What you are asked to do:
Please write out all the data exactly as shown.

Material for this task:
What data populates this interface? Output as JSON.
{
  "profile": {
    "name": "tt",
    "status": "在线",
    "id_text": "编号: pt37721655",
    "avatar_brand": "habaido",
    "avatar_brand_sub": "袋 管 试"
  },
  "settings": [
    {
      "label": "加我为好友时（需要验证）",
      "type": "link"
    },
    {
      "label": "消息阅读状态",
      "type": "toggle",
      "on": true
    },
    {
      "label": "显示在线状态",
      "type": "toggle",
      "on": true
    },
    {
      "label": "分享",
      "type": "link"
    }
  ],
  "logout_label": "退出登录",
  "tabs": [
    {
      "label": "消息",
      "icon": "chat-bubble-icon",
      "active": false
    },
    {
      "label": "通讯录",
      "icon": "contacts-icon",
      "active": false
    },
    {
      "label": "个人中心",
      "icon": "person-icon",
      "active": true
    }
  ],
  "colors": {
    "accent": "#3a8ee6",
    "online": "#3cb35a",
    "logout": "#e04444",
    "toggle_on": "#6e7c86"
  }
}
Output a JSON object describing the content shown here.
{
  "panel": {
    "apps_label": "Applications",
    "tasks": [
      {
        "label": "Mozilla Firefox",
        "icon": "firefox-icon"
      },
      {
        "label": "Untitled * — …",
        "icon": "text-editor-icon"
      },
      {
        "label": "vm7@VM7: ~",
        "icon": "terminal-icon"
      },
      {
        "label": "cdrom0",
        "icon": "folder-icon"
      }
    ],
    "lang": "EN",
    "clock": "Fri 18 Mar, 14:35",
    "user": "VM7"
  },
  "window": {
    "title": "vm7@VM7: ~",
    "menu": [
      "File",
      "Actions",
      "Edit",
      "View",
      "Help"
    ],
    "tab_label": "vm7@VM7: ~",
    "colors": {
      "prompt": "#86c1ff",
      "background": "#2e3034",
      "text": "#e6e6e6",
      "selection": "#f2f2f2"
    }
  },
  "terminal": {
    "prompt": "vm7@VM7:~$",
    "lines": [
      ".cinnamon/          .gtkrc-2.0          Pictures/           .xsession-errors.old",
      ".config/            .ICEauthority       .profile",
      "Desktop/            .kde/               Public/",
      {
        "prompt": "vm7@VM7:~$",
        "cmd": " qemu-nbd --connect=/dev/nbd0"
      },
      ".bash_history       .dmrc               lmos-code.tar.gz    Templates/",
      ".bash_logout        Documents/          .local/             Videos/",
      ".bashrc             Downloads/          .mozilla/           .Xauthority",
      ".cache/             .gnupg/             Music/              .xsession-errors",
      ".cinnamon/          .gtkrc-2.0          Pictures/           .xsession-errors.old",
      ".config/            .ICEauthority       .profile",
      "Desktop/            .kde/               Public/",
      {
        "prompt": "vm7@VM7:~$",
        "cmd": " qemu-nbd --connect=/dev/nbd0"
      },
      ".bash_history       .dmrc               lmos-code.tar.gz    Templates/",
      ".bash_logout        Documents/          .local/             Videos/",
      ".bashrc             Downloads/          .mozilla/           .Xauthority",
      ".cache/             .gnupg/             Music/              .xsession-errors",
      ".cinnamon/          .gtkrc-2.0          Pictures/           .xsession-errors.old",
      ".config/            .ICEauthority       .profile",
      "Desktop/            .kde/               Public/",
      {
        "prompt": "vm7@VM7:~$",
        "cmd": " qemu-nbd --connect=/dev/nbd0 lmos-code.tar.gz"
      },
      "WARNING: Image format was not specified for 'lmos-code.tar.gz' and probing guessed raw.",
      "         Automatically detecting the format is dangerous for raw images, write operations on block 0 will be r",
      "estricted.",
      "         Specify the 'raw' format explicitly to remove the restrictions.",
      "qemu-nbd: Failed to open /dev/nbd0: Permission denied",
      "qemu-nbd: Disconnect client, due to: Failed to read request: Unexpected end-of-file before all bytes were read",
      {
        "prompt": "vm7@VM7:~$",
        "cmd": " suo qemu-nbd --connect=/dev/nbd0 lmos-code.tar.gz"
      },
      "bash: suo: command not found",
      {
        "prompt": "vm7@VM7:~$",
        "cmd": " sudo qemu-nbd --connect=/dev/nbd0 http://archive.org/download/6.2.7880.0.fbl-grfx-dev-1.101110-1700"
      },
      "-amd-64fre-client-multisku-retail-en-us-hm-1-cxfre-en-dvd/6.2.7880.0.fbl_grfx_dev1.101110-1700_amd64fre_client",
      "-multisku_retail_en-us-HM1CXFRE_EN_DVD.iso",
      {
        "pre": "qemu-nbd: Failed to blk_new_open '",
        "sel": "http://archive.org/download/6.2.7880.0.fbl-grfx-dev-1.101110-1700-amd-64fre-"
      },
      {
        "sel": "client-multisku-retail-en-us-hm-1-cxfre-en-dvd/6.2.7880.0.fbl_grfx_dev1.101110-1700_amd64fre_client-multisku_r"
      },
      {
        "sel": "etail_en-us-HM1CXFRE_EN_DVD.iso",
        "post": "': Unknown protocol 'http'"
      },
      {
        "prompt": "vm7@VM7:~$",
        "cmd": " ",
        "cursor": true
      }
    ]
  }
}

Answer section:
What data populates this interface? Output as JSON.
{
  "profile": {
    "name": "tt",
    "status": "在线",
    "id_text": "编号: pt37721655",
    "avatar_brand": "habaido",
    "avatar_brand_sub": "袋 管 试"
  },
  "settings": [
    {
      "label": "加我为好友时（需要验证）",
      "type": "link"
    },
    {
      "label": "消息阅读状态",
      "type": "toggle",
      "on": true
    },
    {
      "label": "显示在线状态",
      "type": "toggle",
      "on": true
    },
    {
      "label": "分享",
      "type": "link"
    }
  ],
  "logout_label": "退出登录",
  "tabs": [
    {
      "label": "消息",
      "icon": "chat-bubble-icon",
      "active": false
    },
    {
      "label": "通讯录",
      "icon": "contacts-icon",
      "active": false
    },
    {
      "label": "个人中心",
      "icon": "person-icon",
      "active": true
    }
  ],
  "colors": {
    "accent": "#3a8ee6",
    "online": "#3cb35a",
    "logout": "#e04444",
    "toggle_on": "#6e7c86"
  }
}
Output a JSON object describing the content shown here.
{
  "panel": {
    "apps_label": "Applications",
    "tasks": [
      {
        "label": "Mozilla Firefox",
        "icon": "firefox-icon"
      },
      {
        "label": "Untitled * — …",
        "icon": "text-editor-icon"
      },
      {
        "label": "vm7@VM7: ~",
        "icon": "terminal-icon"
      },
      {
        "label": "cdrom0",
        "icon": "folder-icon"
      }
    ],
    "lang": "EN",
    "clock": "Fri 18 Mar, 14:35",
    "user": "VM7"
  },
  "window": {
    "title": "vm7@VM7: ~",
    "menu": [
      "File",
      "Actions",
      "Edit",
      "View",
      "Help"
    ],
    "tab_label": "vm7@VM7: ~",
    "colors": {
      "prompt": "#86c1ff",
      "background": "#2e3034",
      "text": "#e6e6e6",
      "selection": "#f2f2f2"
    }
  },
  "terminal": {
    "prompt": "vm7@VM7:~$",
    "lines": [
      ".cinnamon/          .gtkrc-2.0          Pictures/           .xsession-errors.old",
      ".config/            .ICEauthority       .profile",
      "Desktop/            .kde/               Public/",
      {
        "prompt": "vm7@VM7:~$",
        "cmd": " qemu-nbd --connect=/dev/nbd0"
      },
      ".bash_history       .dmrc               lmos-code.tar.gz    Templates/",
      ".bash_logout        Documents/          .local/             Videos/",
      ".bashrc             Downloads/          .mozilla/           .Xauthority",
      ".cache/             .gnupg/             Music/              .xsession-errors",
      ".cinnamon/          .gtkrc-2.0          Pictures/           .xsession-errors.old",
      ".config/            .ICEauthority       .profile",
      "Desktop/            .kde/               Public/",
      {
        "prompt": "vm7@VM7:~$",
        "cmd": " qemu-nbd --connect=/dev/nbd0"
      },
      ".bash_history       .dmrc               lmos-code.tar.gz    Templates/",
      ".bash_logout        Documents/          .local/             Videos/",
      ".bashrc             Downloads/          .mozilla/           .Xauthority",
      ".cache/             .gnupg/             Music/              .xsession-errors",
      ".cinnamon/          .gtkrc-2.0          Pictures/           .xsession-errors.old",
      ".config/            .ICEauthority       .profile",
      "Desktop/            .kde/               Public/",
      {
        "prompt": "vm7@VM7:~$",
        "cmd": " qemu-nbd --connect=/dev/nbd0 lmos-code.tar.gz"
      },
      "WARNING: Image format was not specified for 'lmos-code.tar.gz' and probing guessed raw.",
      "         Automatically detecting the format is dangerous for raw images, write operations on block 0 will be r",
      "estricted.",
      "         Specify the 'raw' format explicitly to remove the restrictions.",
      "qemu-nbd: Failed to open /dev/nbd0: Permission denied",
      "qemu-nbd: Disconnect client, due to: Failed to read request: Unexpected end-of-file before all bytes were read",
      {
        "prompt": "vm7@VM7:~$",
        "cmd": " suo qemu-nbd --connect=/dev/nbd0 lmos-code.tar.gz"
      },
      "bash: suo: command not found",
      {
        "prompt": "vm7@VM7:~$",
        "cmd": " sudo qemu-nbd --connect=/dev/nbd0 http://archive.org/download/6.2.7880.0.fbl-grfx-dev-1.101110-1700"
      },
      "-amd-64fre-client-multisku-retail-en-us-hm-1-cxfre-en-dvd/6.2.7880.0.fbl_grfx_dev1.101110-1700_amd64fre_client",
      "-multisku_retail_en-us-HM1CXFRE_EN_DVD.iso",
      {
        "pre": "qemu-nbd: Failed to blk_new_open '",
        "sel": "http://archive.org/download/6.2.7880.0.fbl-grfx-dev-1.101110-1700-amd-64fre-"
      },
      {
        "sel": "client-multisku-retail-en-us-hm-1-cxfre-en-dvd/6.2.7880.0.fbl_grfx_dev1.101110-1700_amd64fre_client-multisku_r"
      },
      {
        "sel": "etail_en-us-HM1CXFRE_EN_DVD.iso",
        "post": "': Unknown protocol 'http'"
      },
      {
        "prompt": "vm7@VM7:~$",
        "cmd": " ",
        "cursor": true
      }
    ]
  }
}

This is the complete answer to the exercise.